Prompt:
Nothing except the pictures should be left out when you reproduce the listing exactly.

Records shown:

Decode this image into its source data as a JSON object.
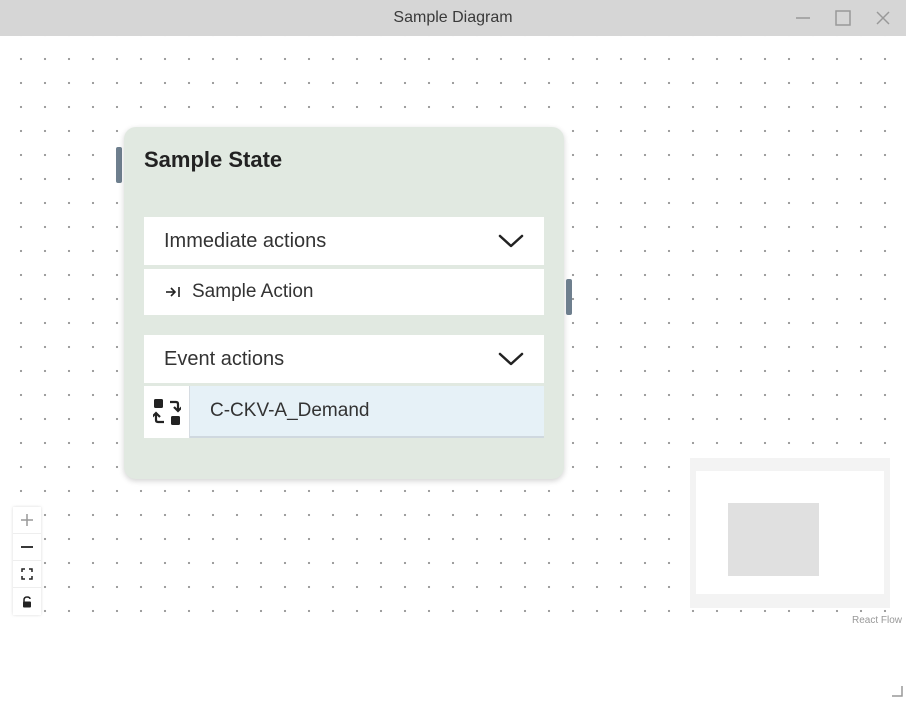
{
  "window": {
    "title": "Sample Diagram",
    "controls": {
      "minimize_icon": "minimize-icon",
      "maximize_icon": "maximize-icon",
      "close_icon": "close-icon"
    }
  },
  "node": {
    "title": "Sample State",
    "background_color": "#e1e9e1",
    "immediate_actions": {
      "header": "Immediate actions",
      "expand_icon": "chevron-down-icon",
      "items": [
        {
          "icon": "arrow-to-line-icon",
          "label": "Sample Action"
        }
      ]
    },
    "event_actions": {
      "header": "Event actions",
      "expand_icon": "chevron-down-icon",
      "items": [
        {
          "icon": "swap-icon",
          "value": "C-CKV-A_Demand",
          "background_color": "#e6f1f7"
        }
      ]
    }
  },
  "controls": [
    {
      "name": "zoom-in-button",
      "icon": "plus-icon"
    },
    {
      "name": "zoom-out-button",
      "icon": "minus-icon"
    },
    {
      "name": "fit-view-button",
      "icon": "fit-view-icon"
    },
    {
      "name": "lock-button",
      "icon": "lock-icon"
    }
  ],
  "attribution": "React Flow",
  "colors": {
    "handle": "#6e7f8e",
    "titlebar": "#d6d6d6",
    "minimap_bg": "#f3f3f3"
  }
}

Problem solution:
Decode this image into its source data as a JSON object.
{
  "window": {
    "title": "Sample Diagram",
    "controls": {
      "minimize_icon": "minimize-icon",
      "maximize_icon": "maximize-icon",
      "close_icon": "close-icon"
    }
  },
  "node": {
    "title": "Sample State",
    "background_color": "#e1e9e1",
    "immediate_actions": {
      "header": "Immediate actions",
      "expand_icon": "chevron-down-icon",
      "items": [
        {
          "icon": "arrow-to-line-icon",
          "label": "Sample Action"
        }
      ]
    },
    "event_actions": {
      "header": "Event actions",
      "expand_icon": "chevron-down-icon",
      "items": [
        {
          "icon": "swap-icon",
          "value": "C-CKV-A_Demand",
          "background_color": "#e6f1f7"
        }
      ]
    }
  },
  "controls": [
    {
      "name": "zoom-in-button",
      "icon": "plus-icon"
    },
    {
      "name": "zoom-out-button",
      "icon": "minus-icon"
    },
    {
      "name": "fit-view-button",
      "icon": "fit-view-icon"
    },
    {
      "name": "lock-button",
      "icon": "lock-icon"
    }
  ],
  "attribution": "React Flow",
  "colors": {
    "handle": "#6e7f8e",
    "titlebar": "#d6d6d6",
    "minimap_bg": "#f3f3f3"
  }
}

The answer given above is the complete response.